→ Try it
Every line of the records below that has the word "zoom" should be copied.
*** Begin section ***
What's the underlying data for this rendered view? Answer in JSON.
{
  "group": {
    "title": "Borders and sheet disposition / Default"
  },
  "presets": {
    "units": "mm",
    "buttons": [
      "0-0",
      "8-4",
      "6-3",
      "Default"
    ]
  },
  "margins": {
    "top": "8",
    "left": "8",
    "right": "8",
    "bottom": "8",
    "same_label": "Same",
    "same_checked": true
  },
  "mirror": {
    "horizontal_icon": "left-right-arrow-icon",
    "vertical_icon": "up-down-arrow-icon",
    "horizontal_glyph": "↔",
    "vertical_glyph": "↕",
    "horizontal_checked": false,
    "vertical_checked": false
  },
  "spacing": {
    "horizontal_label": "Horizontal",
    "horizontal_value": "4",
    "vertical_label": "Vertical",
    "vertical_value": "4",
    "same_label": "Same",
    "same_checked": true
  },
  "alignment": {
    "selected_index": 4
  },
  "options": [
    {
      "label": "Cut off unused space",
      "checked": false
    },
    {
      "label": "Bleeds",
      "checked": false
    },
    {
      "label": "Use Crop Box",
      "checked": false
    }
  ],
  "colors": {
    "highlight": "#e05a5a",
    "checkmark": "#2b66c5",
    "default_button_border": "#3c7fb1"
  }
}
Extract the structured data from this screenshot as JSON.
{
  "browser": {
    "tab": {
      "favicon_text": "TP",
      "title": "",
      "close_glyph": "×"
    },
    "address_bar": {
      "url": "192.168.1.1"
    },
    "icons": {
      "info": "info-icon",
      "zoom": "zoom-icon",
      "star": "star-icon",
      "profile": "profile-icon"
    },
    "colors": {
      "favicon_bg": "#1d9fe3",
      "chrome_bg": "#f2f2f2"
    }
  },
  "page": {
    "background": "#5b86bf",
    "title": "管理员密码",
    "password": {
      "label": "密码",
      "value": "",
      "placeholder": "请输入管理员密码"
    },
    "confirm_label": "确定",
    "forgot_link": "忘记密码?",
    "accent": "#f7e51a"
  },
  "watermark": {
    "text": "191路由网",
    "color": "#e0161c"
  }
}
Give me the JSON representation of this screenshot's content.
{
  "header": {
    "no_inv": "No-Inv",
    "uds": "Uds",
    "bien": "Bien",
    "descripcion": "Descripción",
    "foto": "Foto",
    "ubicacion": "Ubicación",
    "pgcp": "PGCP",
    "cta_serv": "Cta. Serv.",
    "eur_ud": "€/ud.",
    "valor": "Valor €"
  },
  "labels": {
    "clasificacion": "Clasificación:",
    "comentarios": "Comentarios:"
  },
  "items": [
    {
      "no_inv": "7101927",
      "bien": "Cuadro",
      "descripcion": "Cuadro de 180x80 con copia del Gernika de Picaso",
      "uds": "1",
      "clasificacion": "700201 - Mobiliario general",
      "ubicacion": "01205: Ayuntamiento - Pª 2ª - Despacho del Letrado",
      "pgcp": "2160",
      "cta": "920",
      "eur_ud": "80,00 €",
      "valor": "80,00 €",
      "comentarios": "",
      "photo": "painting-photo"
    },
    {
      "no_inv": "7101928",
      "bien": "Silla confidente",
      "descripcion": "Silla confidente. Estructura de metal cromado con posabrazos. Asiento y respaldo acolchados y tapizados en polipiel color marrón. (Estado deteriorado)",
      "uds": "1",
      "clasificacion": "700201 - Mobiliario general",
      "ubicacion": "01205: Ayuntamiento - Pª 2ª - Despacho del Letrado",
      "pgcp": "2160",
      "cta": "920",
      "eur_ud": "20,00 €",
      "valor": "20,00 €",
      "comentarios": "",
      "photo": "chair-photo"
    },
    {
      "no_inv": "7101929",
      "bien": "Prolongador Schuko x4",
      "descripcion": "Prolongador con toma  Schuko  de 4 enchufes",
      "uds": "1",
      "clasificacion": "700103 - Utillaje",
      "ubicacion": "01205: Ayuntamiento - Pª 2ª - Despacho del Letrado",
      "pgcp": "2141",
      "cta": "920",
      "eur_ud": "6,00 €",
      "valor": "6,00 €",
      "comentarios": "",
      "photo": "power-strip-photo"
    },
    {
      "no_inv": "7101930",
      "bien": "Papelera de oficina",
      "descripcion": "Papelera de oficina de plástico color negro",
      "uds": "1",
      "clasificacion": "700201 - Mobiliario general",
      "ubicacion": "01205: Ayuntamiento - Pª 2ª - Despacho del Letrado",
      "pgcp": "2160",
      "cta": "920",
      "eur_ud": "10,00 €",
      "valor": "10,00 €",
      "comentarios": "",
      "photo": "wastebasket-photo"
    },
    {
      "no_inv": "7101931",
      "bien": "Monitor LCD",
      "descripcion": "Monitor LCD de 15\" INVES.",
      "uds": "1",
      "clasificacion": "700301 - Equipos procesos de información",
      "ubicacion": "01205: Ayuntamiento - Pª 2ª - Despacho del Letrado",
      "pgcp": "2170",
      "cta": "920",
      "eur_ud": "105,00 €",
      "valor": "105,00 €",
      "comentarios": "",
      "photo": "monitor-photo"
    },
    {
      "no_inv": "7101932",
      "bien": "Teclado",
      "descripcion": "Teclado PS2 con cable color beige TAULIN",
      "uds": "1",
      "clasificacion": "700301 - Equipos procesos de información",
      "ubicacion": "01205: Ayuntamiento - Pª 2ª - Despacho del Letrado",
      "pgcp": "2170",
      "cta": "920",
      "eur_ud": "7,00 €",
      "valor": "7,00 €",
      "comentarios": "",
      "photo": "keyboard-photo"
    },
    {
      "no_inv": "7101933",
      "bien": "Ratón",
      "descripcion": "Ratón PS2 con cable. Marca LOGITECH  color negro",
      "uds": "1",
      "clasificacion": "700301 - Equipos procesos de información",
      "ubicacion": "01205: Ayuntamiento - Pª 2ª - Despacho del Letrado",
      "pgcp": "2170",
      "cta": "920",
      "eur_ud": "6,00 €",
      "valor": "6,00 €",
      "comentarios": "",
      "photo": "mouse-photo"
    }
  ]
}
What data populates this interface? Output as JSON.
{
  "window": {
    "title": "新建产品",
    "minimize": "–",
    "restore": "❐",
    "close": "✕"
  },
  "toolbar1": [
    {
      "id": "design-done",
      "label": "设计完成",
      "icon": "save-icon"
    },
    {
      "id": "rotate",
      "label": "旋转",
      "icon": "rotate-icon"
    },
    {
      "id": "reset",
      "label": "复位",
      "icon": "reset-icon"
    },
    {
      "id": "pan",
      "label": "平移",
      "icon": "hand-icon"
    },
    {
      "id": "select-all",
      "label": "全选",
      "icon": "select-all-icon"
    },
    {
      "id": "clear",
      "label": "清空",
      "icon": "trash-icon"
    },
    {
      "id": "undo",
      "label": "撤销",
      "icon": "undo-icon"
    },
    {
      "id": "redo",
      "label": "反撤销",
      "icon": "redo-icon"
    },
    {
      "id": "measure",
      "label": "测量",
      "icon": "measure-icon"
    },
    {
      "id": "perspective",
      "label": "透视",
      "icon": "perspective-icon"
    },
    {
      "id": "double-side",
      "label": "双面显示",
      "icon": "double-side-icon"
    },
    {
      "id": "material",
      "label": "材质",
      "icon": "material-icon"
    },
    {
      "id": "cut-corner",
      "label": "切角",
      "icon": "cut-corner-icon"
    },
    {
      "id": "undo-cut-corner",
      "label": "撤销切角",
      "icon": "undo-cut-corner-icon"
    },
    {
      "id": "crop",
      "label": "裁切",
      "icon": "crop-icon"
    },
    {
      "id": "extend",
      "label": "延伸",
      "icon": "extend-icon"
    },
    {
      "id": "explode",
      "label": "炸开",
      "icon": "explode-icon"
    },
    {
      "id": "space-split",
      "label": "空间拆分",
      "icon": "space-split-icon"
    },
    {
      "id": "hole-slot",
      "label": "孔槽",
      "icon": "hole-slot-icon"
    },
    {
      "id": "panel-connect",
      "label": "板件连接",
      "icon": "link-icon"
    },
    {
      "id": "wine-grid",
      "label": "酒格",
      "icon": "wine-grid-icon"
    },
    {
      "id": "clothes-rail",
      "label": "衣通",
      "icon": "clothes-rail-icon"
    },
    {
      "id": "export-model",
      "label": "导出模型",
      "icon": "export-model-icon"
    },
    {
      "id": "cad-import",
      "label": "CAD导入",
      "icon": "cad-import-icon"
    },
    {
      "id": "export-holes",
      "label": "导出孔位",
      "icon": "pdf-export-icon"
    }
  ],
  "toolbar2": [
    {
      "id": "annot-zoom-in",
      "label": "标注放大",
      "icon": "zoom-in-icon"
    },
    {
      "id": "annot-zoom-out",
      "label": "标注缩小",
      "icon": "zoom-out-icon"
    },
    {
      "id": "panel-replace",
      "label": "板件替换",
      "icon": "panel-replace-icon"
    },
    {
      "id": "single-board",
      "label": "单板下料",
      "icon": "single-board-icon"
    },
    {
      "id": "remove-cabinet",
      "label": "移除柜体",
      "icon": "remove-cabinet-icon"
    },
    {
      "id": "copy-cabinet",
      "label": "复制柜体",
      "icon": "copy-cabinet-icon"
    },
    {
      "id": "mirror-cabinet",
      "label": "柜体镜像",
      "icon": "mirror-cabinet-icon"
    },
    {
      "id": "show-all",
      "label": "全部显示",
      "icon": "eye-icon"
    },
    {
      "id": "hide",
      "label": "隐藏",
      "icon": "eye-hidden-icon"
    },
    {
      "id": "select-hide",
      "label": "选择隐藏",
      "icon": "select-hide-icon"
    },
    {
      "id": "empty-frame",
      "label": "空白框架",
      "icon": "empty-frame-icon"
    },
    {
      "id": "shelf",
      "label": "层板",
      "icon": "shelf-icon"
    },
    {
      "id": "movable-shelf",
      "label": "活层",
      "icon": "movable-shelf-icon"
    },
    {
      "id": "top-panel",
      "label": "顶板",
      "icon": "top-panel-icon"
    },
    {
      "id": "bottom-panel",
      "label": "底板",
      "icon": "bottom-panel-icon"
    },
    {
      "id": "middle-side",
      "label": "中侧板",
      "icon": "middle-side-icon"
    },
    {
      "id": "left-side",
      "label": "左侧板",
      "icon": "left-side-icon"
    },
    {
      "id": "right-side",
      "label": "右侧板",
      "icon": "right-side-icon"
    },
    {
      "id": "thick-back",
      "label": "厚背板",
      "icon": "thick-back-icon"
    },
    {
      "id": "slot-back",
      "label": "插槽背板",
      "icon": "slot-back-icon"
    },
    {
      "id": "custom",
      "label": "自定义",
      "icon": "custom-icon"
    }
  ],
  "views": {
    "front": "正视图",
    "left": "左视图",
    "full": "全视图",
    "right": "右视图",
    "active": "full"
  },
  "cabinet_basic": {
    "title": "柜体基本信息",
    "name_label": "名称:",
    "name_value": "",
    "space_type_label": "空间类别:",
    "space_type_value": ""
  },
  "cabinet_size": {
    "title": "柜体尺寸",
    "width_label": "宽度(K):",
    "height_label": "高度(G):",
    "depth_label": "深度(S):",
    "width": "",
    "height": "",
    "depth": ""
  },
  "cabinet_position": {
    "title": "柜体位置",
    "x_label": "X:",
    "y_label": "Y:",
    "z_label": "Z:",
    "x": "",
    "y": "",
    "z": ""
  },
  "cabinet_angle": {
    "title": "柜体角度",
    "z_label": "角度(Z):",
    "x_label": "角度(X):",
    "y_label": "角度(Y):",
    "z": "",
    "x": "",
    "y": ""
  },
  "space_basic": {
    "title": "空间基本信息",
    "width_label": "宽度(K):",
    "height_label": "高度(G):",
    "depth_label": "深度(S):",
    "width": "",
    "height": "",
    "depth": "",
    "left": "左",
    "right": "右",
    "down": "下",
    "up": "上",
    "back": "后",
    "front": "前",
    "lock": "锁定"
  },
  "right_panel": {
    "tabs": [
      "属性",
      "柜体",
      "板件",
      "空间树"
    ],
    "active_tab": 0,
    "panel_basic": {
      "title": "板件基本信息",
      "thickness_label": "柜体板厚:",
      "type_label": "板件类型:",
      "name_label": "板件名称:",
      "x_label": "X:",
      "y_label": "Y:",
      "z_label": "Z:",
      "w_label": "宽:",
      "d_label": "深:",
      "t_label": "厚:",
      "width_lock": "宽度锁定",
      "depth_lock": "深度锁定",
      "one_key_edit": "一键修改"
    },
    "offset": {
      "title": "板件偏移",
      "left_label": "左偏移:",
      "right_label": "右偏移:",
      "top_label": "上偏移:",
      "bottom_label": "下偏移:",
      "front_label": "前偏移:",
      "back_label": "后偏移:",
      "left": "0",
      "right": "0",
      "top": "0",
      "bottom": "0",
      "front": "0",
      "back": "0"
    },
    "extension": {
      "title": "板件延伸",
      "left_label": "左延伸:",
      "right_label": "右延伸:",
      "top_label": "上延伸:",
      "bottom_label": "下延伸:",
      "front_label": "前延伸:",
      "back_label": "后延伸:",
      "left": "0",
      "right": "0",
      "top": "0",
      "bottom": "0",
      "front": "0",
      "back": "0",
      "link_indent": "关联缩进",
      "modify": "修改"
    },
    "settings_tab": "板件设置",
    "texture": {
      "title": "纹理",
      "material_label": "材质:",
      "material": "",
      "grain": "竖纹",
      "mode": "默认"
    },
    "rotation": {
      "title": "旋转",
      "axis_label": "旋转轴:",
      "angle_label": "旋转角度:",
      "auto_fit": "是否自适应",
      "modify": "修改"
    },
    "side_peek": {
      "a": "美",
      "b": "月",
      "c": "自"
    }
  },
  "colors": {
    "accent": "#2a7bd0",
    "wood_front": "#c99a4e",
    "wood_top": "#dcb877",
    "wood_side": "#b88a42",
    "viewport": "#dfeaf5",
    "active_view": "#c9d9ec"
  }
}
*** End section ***
→ Solution below
      "zoom": "zoom-icon",
      "id": "annot-zoom-in",
      "icon": "zoom-in-icon"
      "id": "annot-zoom-out",
      "icon": "zoom-out-icon"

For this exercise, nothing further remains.